A second assessment of the arrangement, Adrian Schofield et al.'s Northeast U.S. Airline Market Reshaped by Large Slot Deals, Aviation Wk., Aug. 16, 2009 (available here), also assesses the smaller, but noteworthy, Continental/AirTran Airways deal.
Monday, August 17, 2009
Civil aviation can't get a break it seems. According to a story out today discusses the possibility that major U.S. carriers will have to continue cutting size and capacity even after the present economic downturn abates. See Susan Carey, Airline Industry Sees Pain Extending Beyond the Recession, Wall St. J., Aug. 17, 2009 (available here). From the story:
Growing smaller means parking planes, laying off workers and dropping destinations, meaning potential customers have fewer reasons to book. Earlier this month, Delta Air Lines Inc. cited a gloomy revenue outlook for the rest of the year in its plans to cut more management jobs. If passengers don't return to the skies and fares don't rise, some airlines could run low on cash, raising the specter of additional bankruptcies.
Airlines are suffering huge revenue declines as customers put off purchases, trade down to cheaper fares and bank more personal income. Airlines fear that this behavior will stick, exacerbating the "new normal" the industry has been grappling with for the past eight years.
Air Transport World has a new editorial online concerning the Department of Transportation's steadfast refusal to cave to the Justice Department's objections to the expanded Star Alliance. See Perry Flint, Editorial, Sigh of Relief, Air Transp.
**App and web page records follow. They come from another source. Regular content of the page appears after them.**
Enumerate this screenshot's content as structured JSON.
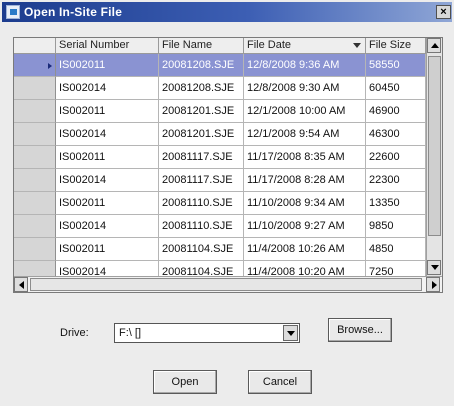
{
  "window": {
    "title": "Open In-Site File",
    "close_label": "×"
  },
  "table": {
    "columns": [
      "Serial Number",
      "File Name",
      "File Date",
      "File Size"
    ],
    "sorted_column": "File Date",
    "selected_row": 0,
    "rows": [
      [
        "IS002011",
        "20081208.SJE",
        "12/8/2008 9:36 AM",
        "58550"
      ],
      [
        "IS002014",
        "20081208.SJE",
        "12/8/2008 9:30 AM",
        "60450"
      ],
      [
        "IS002011",
        "20081201.SJE",
        "12/1/2008 10:00 AM",
        "46900"
      ],
      [
        "IS002014",
        "20081201.SJE",
        "12/1/2008 9:54 AM",
        "46300"
      ],
      [
        "IS002011",
        "20081117.SJE",
        "11/17/2008 8:35 AM",
        "22600"
      ],
      [
        "IS002014",
        "20081117.SJE",
        "11/17/2008 8:28 AM",
        "22300"
      ],
      [
        "IS002011",
        "20081110.SJE",
        "11/10/2008 9:34 AM",
        "13350"
      ],
      [
        "IS002014",
        "20081110.SJE",
        "11/10/2008 9:27 AM",
        "9850"
      ],
      [
        "IS002011",
        "20081104.SJE",
        "11/4/2008 10:26 AM",
        "4850"
      ],
      [
        "IS002014",
        "20081104.SJE",
        "11/4/2008 10:20 AM",
        "7250"
      ]
    ]
  },
  "drive": {
    "label": "Drive:",
    "value": "F:\\ []"
  },
  "buttons": {
    "browse": "Browse...",
    "open": "Open",
    "cancel": "Cancel"
  },
  "colors": {
    "title_bar": "#1c3c8e",
    "selection": "#8a93d2"
  },
  "icons": {
    "app": "open-file-icon",
    "sort": "sort-descending-icon"
  }
}
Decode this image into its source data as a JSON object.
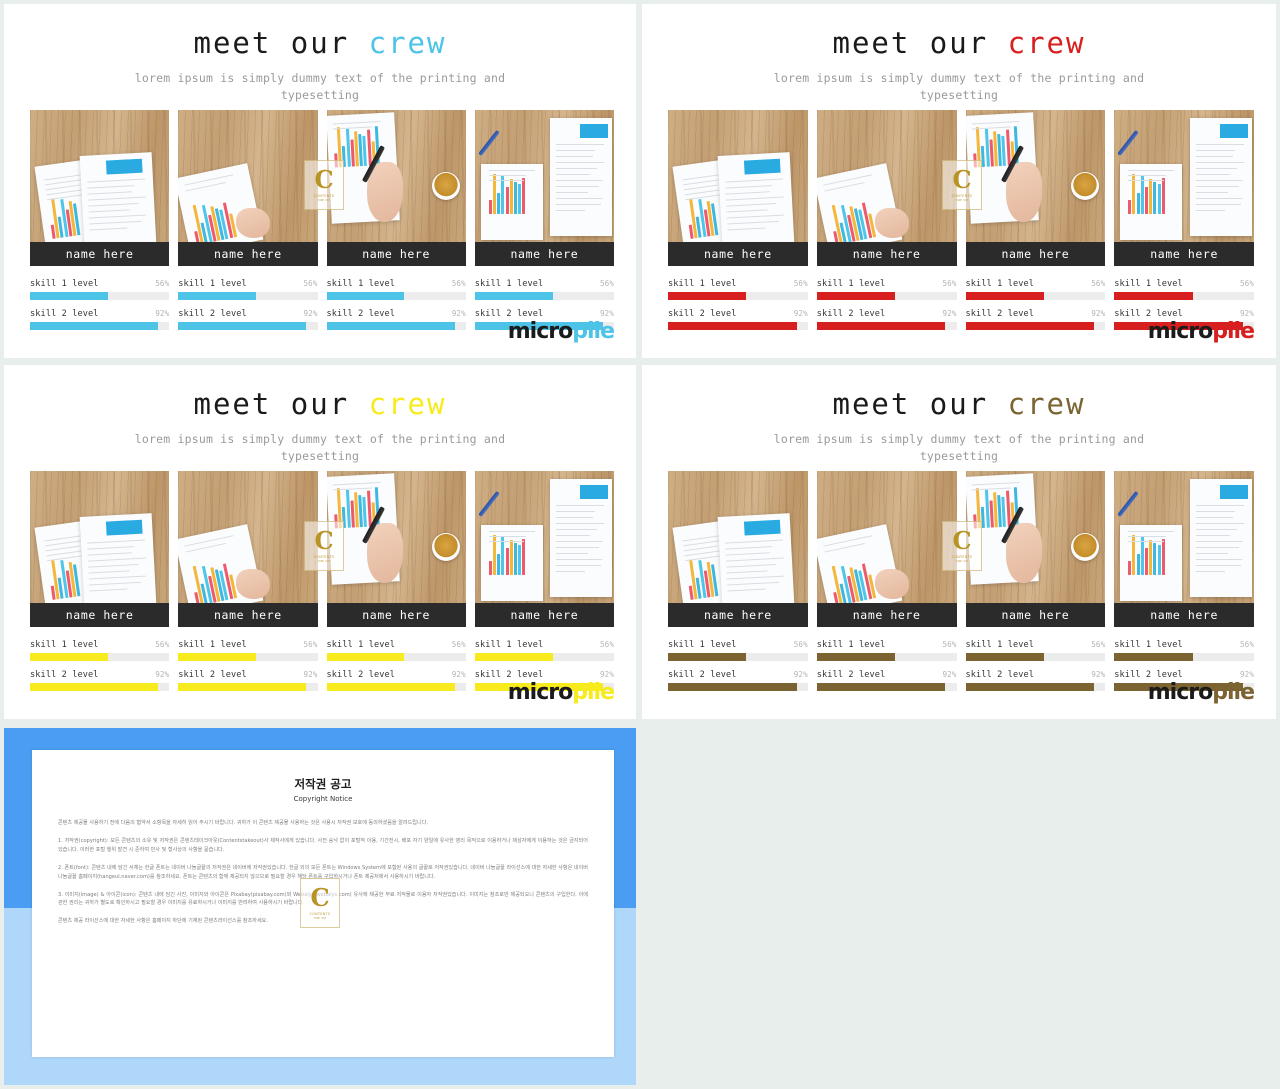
{
  "page": {
    "background": "#e8eeeb"
  },
  "slides": [
    {
      "id": "slide-cyan",
      "title_plain": "meet our ",
      "title_accent": "crew",
      "subtitle": "lorem ipsum is simply dummy text of the printing and typesetting",
      "accent_color": "#4ec3e8",
      "logo_micro": "micro",
      "logo_pile": "pile",
      "members": [
        {
          "name": "name here",
          "skills": [
            {
              "label": "skill 1 level",
              "pct": "56%",
              "value": 56
            },
            {
              "label": "skill 2 level",
              "pct": "92%",
              "value": 92
            }
          ]
        },
        {
          "name": "name here",
          "skills": [
            {
              "label": "skill 1 level",
              "pct": "56%",
              "value": 56
            },
            {
              "label": "skill 2 level",
              "pct": "92%",
              "value": 92
            }
          ]
        },
        {
          "name": "name here",
          "skills": [
            {
              "label": "skill 1 level",
              "pct": "56%",
              "value": 56
            },
            {
              "label": "skill 2 level",
              "pct": "92%",
              "value": 92
            }
          ]
        },
        {
          "name": "name here",
          "skills": [
            {
              "label": "skill 1 level",
              "pct": "56%",
              "value": 56
            },
            {
              "label": "skill 2 level",
              "pct": "92%",
              "value": 92
            }
          ]
        }
      ]
    },
    {
      "id": "slide-red",
      "title_plain": "meet our ",
      "title_accent": "crew",
      "subtitle": "lorem ipsum is simply dummy text of the printing and typesetting",
      "accent_color": "#d81f1f",
      "logo_micro": "micro",
      "logo_pile": "pile",
      "members": [
        {
          "name": "name here",
          "skills": [
            {
              "label": "skill 1 level",
              "pct": "56%",
              "value": 56
            },
            {
              "label": "skill 2 level",
              "pct": "92%",
              "value": 92
            }
          ]
        },
        {
          "name": "name here",
          "skills": [
            {
              "label": "skill 1 level",
              "pct": "56%",
              "value": 56
            },
            {
              "label": "skill 2 level",
              "pct": "92%",
              "value": 92
            }
          ]
        },
        {
          "name": "name here",
          "skills": [
            {
              "label": "skill 1 level",
              "pct": "56%",
              "value": 56
            },
            {
              "label": "skill 2 level",
              "pct": "92%",
              "value": 92
            }
          ]
        },
        {
          "name": "name here",
          "skills": [
            {
              "label": "skill 1 level",
              "pct": "56%",
              "value": 56
            },
            {
              "label": "skill 2 level",
              "pct": "92%",
              "value": 92
            }
          ]
        }
      ]
    },
    {
      "id": "slide-yellow",
      "title_plain": "meet our ",
      "title_accent": "crew",
      "subtitle": "lorem ipsum is simply dummy text of the printing and typesetting",
      "accent_color": "#f7eb1e",
      "logo_micro": "micro",
      "logo_pile": "pile",
      "members": [
        {
          "name": "name here",
          "skills": [
            {
              "label": "skill 1 level",
              "pct": "56%",
              "value": 56
            },
            {
              "label": "skill 2 level",
              "pct": "92%",
              "value": 92
            }
          ]
        },
        {
          "name": "name here",
          "skills": [
            {
              "label": "skill 1 level",
              "pct": "56%",
              "value": 56
            },
            {
              "label": "skill 2 level",
              "pct": "92%",
              "value": 92
            }
          ]
        },
        {
          "name": "name here",
          "skills": [
            {
              "label": "skill 1 level",
              "pct": "56%",
              "value": 56
            },
            {
              "label": "skill 2 level",
              "pct": "92%",
              "value": 92
            }
          ]
        },
        {
          "name": "name here",
          "skills": [
            {
              "label": "skill 1 level",
              "pct": "56%",
              "value": 56
            },
            {
              "label": "skill 2 level",
              "pct": "92%",
              "value": 92
            }
          ]
        }
      ]
    },
    {
      "id": "slide-brown",
      "title_plain": "meet our ",
      "title_accent": "crew",
      "subtitle": "lorem ipsum is simply dummy text of the printing and typesetting",
      "accent_color": "#7b6432",
      "logo_micro": "micro",
      "logo_pile": "pile",
      "members": [
        {
          "name": "name here",
          "skills": [
            {
              "label": "skill 1 level",
              "pct": "56%",
              "value": 56
            },
            {
              "label": "skill 2 level",
              "pct": "92%",
              "value": 92
            }
          ]
        },
        {
          "name": "name here",
          "skills": [
            {
              "label": "skill 1 level",
              "pct": "56%",
              "value": 56
            },
            {
              "label": "skill 2 level",
              "pct": "92%",
              "value": 92
            }
          ]
        },
        {
          "name": "name here",
          "skills": [
            {
              "label": "skill 1 level",
              "pct": "56%",
              "value": 56
            },
            {
              "label": "skill 2 level",
              "pct": "92%",
              "value": 92
            }
          ]
        },
        {
          "name": "name here",
          "skills": [
            {
              "label": "skill 1 level",
              "pct": "56%",
              "value": 56
            },
            {
              "label": "skill 2 level",
              "pct": "92%",
              "value": 92
            }
          ]
        }
      ]
    }
  ],
  "copyright_slide": {
    "frame_color_top": "#4a9df2",
    "frame_color_bottom": "#aed7f9",
    "title": "저작권 공고",
    "subtitle": "Copyright Notice",
    "paragraphs": [
      "콘텐츠 제공물 사용하기 전에 다음의 협약서 소항목을 자세히 읽어 주시기 바랍니다. 귀하가 이 콘텐츠 제공물 사용하는 것은 사용시 저작권 보호에 동의하셨음을 알려드립니다.",
      "1. 저작권(copyright): 모든 콘텐츠의 소유 및 저작권은 콘텐츠테이크아웃(Contentstakeout)사 제작사에게 있습니다. 사전 승낙 없이 포털적 이용, 기간전시, 배포 자기 양일에 유사한 영리 목적으로 이용하거나 제삼자에게 이용하는 것은 금지되어 있습니다. 이러한 포털 행위 발견 시 준하여 민사 및 형사상의 사항을 묻습니다.",
      "2. 폰트(font): 콘텐츠 내에 담긴 서체는 한글 폰트는 네이버 나눔글꼴의 저작권은 네이버에 저작권있습니다. 한글 외의 모든 폰트는 Windows System에 포함된 사용의 글꼴로 저작권있습니다. 네이버 나눔글꼴 라이선스에 대한 자세한 사항은 네이버 나눔글꼴 홈페이지(hangeul.naver.com)를 참조하세요. 폰트는 콘텐츠의 함께 제공되지 않으므로 필요할 경우 해당 폰트를 구입하시거나 폰트 제공처에서 사용하시기 바랍니다.",
      "3. 이미지(image) & 아이콘(icon): 콘텐츠 내에 담긴 사진, 이미지와 아이콘은 Pixabay(pixabay.com)와 Webalys(webalys.com) 유사에 제공한 무료 저작물로 이용자 저작권있습니다. 이미지는 참조로만 제공되오니 콘텐츠의 구입한다. 이에 관한 권리는 귀하가 별도로 확인하시고 필요할 경우 이미지를 유료하시거나 이미지를 반려하여 사용하시기 바랍니다.",
      "콘텐츠 제공 라이선스에 대한 자세한 사항은 홈페이지 하단에 기재된 콘텐츠라이선스를 참조하세요."
    ]
  }
}
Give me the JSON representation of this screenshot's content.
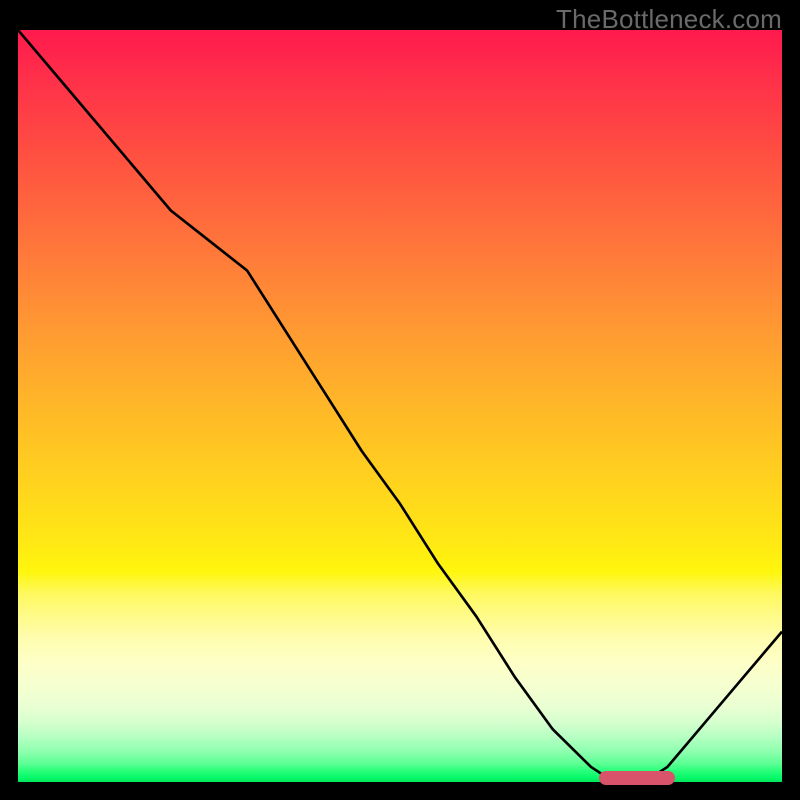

World, Aug. 17, 2009 (available here). The piece concludes by noting:
[The DOT] acknowledged something too quickly dismissed by DOJ (and some members of Congress): "Were [DOT] to suddenly change our antitrust immunity and public interest approach, as DOJ suggests, the credibility of the US government with its international aviation partners would be significantly compromised and our ability not only to reach new Open-Skies agreements but also to maintain those agreements that we have already achieved would be undermined." Still, it appears that the industry may be reaching a saturation point where regulators on both sides of the Atlantic begin to limit the future growth of alliances. DOJ may have lost this battle but it is unlikely to give up the field. Meanwhile, across the pond the European Commission is taking a very close look at Atlantic Plus Plus and the proposed joint venture among American Airlines, British Airways and Iberia. Those unaligned airlines that are sitting on the fence may find the alliance gate is swinging closed to them just as the economic storm drives them to seek shelter.
Even though the author recognizes the challenges ahead for alliances, the situation appears more dire than he lets on. First, the DOJ is definitely not giving up its quest for vigorous antitrust enforcement and is fully expected to attack the pending oneworld Alliance application. Second, the Senate Judiciary Committee remains steadfast in its criticisms of airline alliances and will be holding hearings on them in the near future. And last, but not least, the 2009 FAA Reauthorization Act could sunset all of the alliances' antitrust immunity and potentially lead to the DOT losing its immunization powers altogether. While it is true that the European Commission has kept its eye on the expanding alliance networks, there no evidence that they have departed from their generally positive view of the ventures. In an operating environment where the nationality rule still dominates, alliances remain the "second best" option available.